UPDATE: 26 January
There is now a Change.org petition highly critical of the government and the lack of any response from the Home office minister Caroline Nokes, The comments are worth reading and mostly supportive of his case.
UPDATE: January 25: 15:30
Reza now in Afghanistan Salisbury Journal 25th
UPDATE: January 23, 18:00
Reza is reported to be in Kabul see https://www.change.org/p/home-office-stop-deportation-of-reza-to-afghanistan
UPDATE: January 22, 18:00
Latest news is the Reza is due to be deported at any moment.
Further developments with Reza Maghsoudi
Readers may recall an earlier post about a refugee from Afghanistan who has been living in this country for some years and Salisbury for 2, who went to Melksham police station for a routine appointment, whereupon he was arrested and sent to a Detention Centre prior to a planned deportation. Reza Maghsoudi gained some local publicity and there was a follow-up item on BBC Wiltshire last month.
In today’s Salisbury Journal (4 January 2018), the Salisbury MP Mr Glen, in his View from the Commons piece, devotes some space to Reza’s case:
I was in my office at 9am on January 2nd to plan my latest intervention on behalf of Reza Maghsoudi, the young Afghan national who is facing deportation. His many allies in Salisbury have been fighting compassionately and tirelessly to help him regularize his immigration status so that he can continue with his life he has built here – the dear friends he has made and the skills he has learned.
A decision is due and I have been keen to once again to ensure that the case in on the personal radar of the minister so that the significant new evidence that has come to light in recent week can be taken into account.
This is of course encouraging and we hope that the combination of publicity and political pressure bear fruit.
Why are we here?
But why do we have a situation like this in the first place? Why do we have a series of policies whereby someone like Reza is held in a detention centre and is under constant threat of deportation? The answer of course is because for some years now the government has pursued aggressive policies in an attempt to reduce immigration. These have included:
- plans to reduce immigration to the ‘tens of thousands’
- tightening of work visa eligibility
- greater scrutiny of students concerning their eligibility to stay and study
- reducing benefits to the lowest level in Europe
- provision of sub-standard housing and is what the home affairs sub-committee described as ‘disgraceful’.
- introducing bureaucratic delays which regularly force people into destitution according to the Refugee Council.
The benefit reductions came about because it was claimed by David Cameron, when he was the prime minister, that our benefits were a ‘magic pull’ to people wishing to come here. There was no evidence for this. This led to cuts trumpeted to save £500m. These attitudes have been stirred up by some of the media who have great influence on government policy. One media commentator called refugees ‘cockroaches’ in the Daily Mail for example. Despite research evidence to show that immigrants are of net benefit to the UK economy, politicians and some media editors constantly refer to them as a ‘problem’ and a drain on the economy. They are seen as another form of scrounger. People seeking asylum – like Reza – have been conflated with immigration as a deliberate policy (Migration Policy).
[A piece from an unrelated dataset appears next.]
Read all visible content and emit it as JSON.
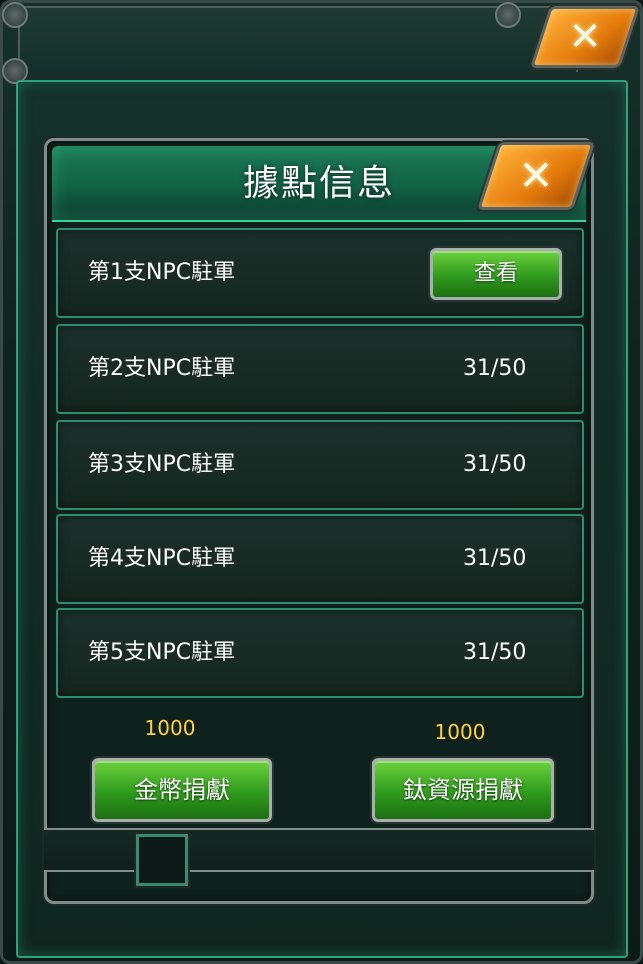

So Reza is a small part of a concerted programme of demonizing immigrants and asylum seekers by legal restrictions, benefit reductions and detaining them in detention centres. It is interesting to contrast the plans being prepared by Mr Glen in the Salisbury Journal piece with a rather different speech he made in the House Of Commons:
One aspect of that reform, referred to in the Queen’s Speech, is access to benefits for immigrants. It is right that the Government are considering limiting access to housing benefit and health care for people who have not earned the right to it. It is not enough to keep ignoring that uncomfortable truth because we are frightened of being too right wing, too nasty or too unpleasant. The routine experience of people up and down this country is that on the front line, at the point of delivery and at the point of receiving public services, they are too often displaced by people who, apparently, should not have the right to access those services. I am pleased that the Government will address that in legislation. (Source: Theyworkforyou.com, May 2013 Queen’s Speech debate (our highlight)
Mr Reza’s case is not about benefits but it is about the attitudes of a government who have adopted an aggressive approach based upon misinformation and media attacks. We wish Reza every success.
Sources: BBC; fullfacts.org; Refugee Council; Migration Policy; UCL; Guardian; Independent